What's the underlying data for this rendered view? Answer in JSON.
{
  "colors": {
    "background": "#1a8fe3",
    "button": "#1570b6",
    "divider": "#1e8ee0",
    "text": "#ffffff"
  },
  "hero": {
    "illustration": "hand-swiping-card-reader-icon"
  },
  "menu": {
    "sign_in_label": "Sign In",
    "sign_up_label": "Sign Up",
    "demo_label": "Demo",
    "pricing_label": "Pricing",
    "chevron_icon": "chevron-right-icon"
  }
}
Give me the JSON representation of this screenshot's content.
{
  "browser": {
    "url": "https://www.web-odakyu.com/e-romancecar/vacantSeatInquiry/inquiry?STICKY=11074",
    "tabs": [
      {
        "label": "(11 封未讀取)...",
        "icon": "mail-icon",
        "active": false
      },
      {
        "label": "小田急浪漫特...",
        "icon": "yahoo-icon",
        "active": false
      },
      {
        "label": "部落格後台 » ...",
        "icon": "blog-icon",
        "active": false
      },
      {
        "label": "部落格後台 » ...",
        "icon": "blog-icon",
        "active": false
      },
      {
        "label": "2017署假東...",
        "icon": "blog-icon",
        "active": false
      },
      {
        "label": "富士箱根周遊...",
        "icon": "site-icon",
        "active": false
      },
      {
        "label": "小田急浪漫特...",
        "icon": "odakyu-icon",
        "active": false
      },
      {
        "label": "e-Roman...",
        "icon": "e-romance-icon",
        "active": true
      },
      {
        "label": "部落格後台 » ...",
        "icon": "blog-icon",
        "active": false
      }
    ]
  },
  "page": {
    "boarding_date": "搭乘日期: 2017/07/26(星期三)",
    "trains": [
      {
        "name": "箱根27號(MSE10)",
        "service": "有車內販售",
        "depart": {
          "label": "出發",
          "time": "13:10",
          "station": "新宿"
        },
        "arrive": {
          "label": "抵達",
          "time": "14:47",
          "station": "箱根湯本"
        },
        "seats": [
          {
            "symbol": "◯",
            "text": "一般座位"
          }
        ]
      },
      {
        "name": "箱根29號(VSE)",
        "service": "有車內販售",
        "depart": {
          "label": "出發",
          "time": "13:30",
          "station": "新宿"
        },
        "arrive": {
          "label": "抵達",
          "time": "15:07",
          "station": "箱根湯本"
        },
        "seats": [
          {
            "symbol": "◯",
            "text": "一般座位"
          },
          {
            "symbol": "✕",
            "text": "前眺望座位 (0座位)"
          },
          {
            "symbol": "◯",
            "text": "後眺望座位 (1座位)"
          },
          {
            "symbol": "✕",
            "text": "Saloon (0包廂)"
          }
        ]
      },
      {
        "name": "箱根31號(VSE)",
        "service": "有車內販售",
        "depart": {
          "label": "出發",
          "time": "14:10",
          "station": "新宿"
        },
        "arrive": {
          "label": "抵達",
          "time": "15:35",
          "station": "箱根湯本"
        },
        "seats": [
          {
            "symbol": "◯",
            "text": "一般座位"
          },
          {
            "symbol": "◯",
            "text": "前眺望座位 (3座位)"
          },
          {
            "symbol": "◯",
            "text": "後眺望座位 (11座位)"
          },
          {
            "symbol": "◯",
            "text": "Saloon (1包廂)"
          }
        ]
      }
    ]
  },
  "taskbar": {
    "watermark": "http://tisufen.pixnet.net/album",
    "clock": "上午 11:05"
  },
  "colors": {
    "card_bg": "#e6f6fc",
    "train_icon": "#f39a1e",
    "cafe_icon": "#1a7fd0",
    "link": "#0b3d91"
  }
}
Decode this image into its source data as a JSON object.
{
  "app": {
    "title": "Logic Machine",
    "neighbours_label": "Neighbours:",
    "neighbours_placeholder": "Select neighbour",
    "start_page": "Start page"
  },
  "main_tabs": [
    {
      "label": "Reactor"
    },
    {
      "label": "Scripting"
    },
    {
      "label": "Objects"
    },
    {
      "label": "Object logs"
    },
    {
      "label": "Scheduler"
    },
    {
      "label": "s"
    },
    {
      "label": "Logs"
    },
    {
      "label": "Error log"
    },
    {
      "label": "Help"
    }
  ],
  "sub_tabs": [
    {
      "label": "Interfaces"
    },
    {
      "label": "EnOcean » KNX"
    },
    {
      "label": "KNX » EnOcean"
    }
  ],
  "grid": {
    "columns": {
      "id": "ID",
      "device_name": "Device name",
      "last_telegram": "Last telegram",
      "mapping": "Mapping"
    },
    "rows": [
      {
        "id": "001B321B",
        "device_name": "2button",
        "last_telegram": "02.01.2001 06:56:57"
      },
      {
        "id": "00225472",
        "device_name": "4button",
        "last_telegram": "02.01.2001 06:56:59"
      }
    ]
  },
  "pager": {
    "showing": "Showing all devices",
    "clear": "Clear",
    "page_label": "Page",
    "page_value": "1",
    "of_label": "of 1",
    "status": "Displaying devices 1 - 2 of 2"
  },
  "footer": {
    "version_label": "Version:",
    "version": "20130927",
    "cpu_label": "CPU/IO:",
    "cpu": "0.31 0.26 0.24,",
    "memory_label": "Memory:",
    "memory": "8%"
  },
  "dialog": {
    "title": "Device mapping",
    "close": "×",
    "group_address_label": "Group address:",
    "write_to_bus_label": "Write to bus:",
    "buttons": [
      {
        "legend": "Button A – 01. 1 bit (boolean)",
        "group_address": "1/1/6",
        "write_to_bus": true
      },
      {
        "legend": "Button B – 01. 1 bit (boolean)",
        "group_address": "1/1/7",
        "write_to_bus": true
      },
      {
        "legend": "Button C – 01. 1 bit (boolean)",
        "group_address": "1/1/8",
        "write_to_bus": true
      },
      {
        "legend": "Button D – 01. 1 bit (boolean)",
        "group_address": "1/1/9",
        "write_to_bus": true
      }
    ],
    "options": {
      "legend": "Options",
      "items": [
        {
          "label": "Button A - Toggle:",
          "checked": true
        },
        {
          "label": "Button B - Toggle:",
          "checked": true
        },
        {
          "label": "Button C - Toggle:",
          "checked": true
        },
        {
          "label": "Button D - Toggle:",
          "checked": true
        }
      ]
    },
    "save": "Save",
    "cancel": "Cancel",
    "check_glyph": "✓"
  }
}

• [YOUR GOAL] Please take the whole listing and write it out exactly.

• [WRITTEN RESPONSE]
What's the underlying data for this rendered view? Answer in JSON.
{
  "colors": {
    "background": "#1a8fe3",
    "button": "#1570b6",
    "divider": "#1e8ee0",
    "text": "#ffffff"
  },
  "hero": {
    "illustration": "hand-swiping-card-reader-icon"
  },
  "menu": {
    "sign_in_label": "Sign In",
    "sign_up_label": "Sign Up",
    "demo_label": "Demo",
    "pricing_label": "Pricing",
    "chevron_icon": "chevron-right-icon"
  }
}
Give me the JSON representation of this screenshot's content.
{
  "browser": {
    "url": "https://www.web-odakyu.com/e-romancecar/vacantSeatInquiry/inquiry?STICKY=11074",
    "tabs": [
      {
        "label": "(11 封未讀取)...",
        "icon": "mail-icon",
        "active": false
      },
      {
        "label": "小田急浪漫特...",
        "icon": "yahoo-icon",
        "active": false
      },
      {
        "label": "部落格後台 » ...",
        "icon": "blog-icon",
        "active": false
      },
      {
        "label": "部落格後台 » ...",
        "icon": "blog-icon",
        "active": false
      },
      {
        "label": "2017署假東...",
        "icon": "blog-icon",
        "active": false
      },
      {
        "label": "富士箱根周遊...",
        "icon": "site-icon",
        "active": false
      },
      {
        "label": "小田急浪漫特...",
        "icon": "odakyu-icon",
        "active": false
      },
      {
        "label": "e-Roman...",
        "icon": "e-romance-icon",
        "active": true
      },
      {
        "label": "部落格後台 » ...",
        "icon": "blog-icon",
        "active": false
      }
    ]
  },
  "page": {
    "boarding_date": "搭乘日期: 2017/07/26(星期三)",
    "trains": [
      {
        "name": "箱根27號(MSE10)",
        "service": "有車內販售",
        "depart": {
          "label": "出發",
          "time": "13:10",
          "station": "新宿"
        },
        "arrive": {
          "label": "抵達",
          "time": "14:47",
          "station": "箱根湯本"
        },
        "seats": [
          {
            "symbol": "◯",
            "text": "一般座位"
          }
        ]
      },
      {
        "name": "箱根29號(VSE)",
        "service": "有車內販售",
        "depart": {
          "label": "出發",
          "time": "13:30",
          "station": "新宿"
        },
        "arrive": {
          "label": "抵達",
          "time": "15:07",
          "station": "箱根湯本"
        },
        "seats": [
          {
            "symbol": "◯",
            "text": "一般座位"
          },
          {
            "symbol": "✕",
            "text": "前眺望座位 (0座位)"
          },
          {
            "symbol": "◯",
            "text": "後眺望座位 (1座位)"
          },
          {
            "symbol": "✕",
            "text": "Saloon (0包廂)"
          }
        ]
      },
      {
        "name": "箱根31號(VSE)",
        "service": "有車內販售",
        "depart": {
          "label": "出發",
          "time": "14:10",
          "station": "新宿"
        },
        "arrive": {
          "label": "抵達",
          "time": "15:35",
          "station": "箱根湯本"
        },
        "seats": [
          {
            "symbol": "◯",
            "text": "一般座位"
          },
          {
            "symbol": "◯",
            "text": "前眺望座位 (3座位)"
          },
          {
            "symbol": "◯",
            "text": "後眺望座位 (11座位)"
          },
          {
            "symbol": "◯",
            "text": "Saloon (1包廂)"
          }
        ]
      }
    ]
  },
  "taskbar": {
    "watermark": "http://tisufen.pixnet.net/album",
    "clock": "上午 11:05"
  },
  "colors": {
    "card_bg": "#e6f6fc",
    "train_icon": "#f39a1e",
    "cafe_icon": "#1a7fd0",
    "link": "#0b3d91"
  }
}
Decode this image into its source data as a JSON object.
{
  "app": {
    "title": "Logic Machine",
    "neighbours_label": "Neighbours:",
    "neighbours_placeholder": "Select neighbour",
    "start_page": "Start page"
  },
  "main_tabs": [
    {
      "label": "Reactor"
    },
    {
      "label": "Scripting"
    },
    {
      "label": "Objects"
    },
    {
      "label": "Object logs"
    },
    {
      "label": "Scheduler"
    },
    {
      "label": "s"
    },
    {
      "label": "Logs"
    },
    {
      "label": "Error log"
    },
    {
      "label": "Help"
    }
  ],
  "sub_tabs": [
    {
      "label": "Interfaces"
    },
    {
      "label": "EnOcean » KNX"
    },
    {
      "label": "KNX » EnOcean"
    }
  ],
  "grid": {
    "columns": {
      "id": "ID",
      "device_name": "Device name",
      "last_telegram": "Last telegram",
      "mapping": "Mapping"
    },
    "rows": [
      {
        "id": "001B321B",
        "device_name": "2button",
        "last_telegram": "02.01.2001 06:56:57"
      },
      {
        "id": "00225472",
        "device_name": "4button",
        "last_telegram": "02.01.2001 06:56:59"
      }
    ]
  },
  "pager": {
    "showing": "Showing all devices",
    "clear": "Clear",
    "page_label": "Page",
    "page_value": "1",
    "of_label": "of 1",
    "status": "Displaying devices 1 - 2 of 2"
  },
  "footer": {
    "version_label": "Version:",
    "version": "20130927",
    "cpu_label": "CPU/IO:",
    "cpu": "0.31 0.26 0.24,",
    "memory_label": "Memory:",
    "memory": "8%"
  },
  "dialog": {
    "title": "Device mapping",
    "close": "×",
    "group_address_label": "Group address:",
    "write_to_bus_label": "Write to bus:",
    "buttons": [
      {
        "legend": "Button A – 01. 1 bit (boolean)",
        "group_address": "1/1/6",
        "write_to_bus": true
      },
      {
        "legend": "Button B – 01. 1 bit (boolean)",
        "group_address": "1/1/7",
        "write_to_bus": true
      },
      {
        "legend": "Button C – 01. 1 bit (boolean)",
        "group_address": "1/1/8",
        "write_to_bus": true
      },
      {
        "legend": "Button D – 01. 1 bit (boolean)",
        "group_address": "1/1/9",
        "write_to_bus": true
      }
    ],
    "options": {
      "legend": "Options",
      "items": [
        {
          "label": "Button A - Toggle:",
          "checked": true
        },
        {
          "label": "Button B - Toggle:",
          "checked": true
        },
        {
          "label": "Button C - Toggle:",
          "checked": true
        },
        {
          "label": "Button D - Toggle:",
          "checked": true
        }
      ]
    },
    "save": "Save",
    "cancel": "Cancel",
    "check_glyph": "✓"
  }
}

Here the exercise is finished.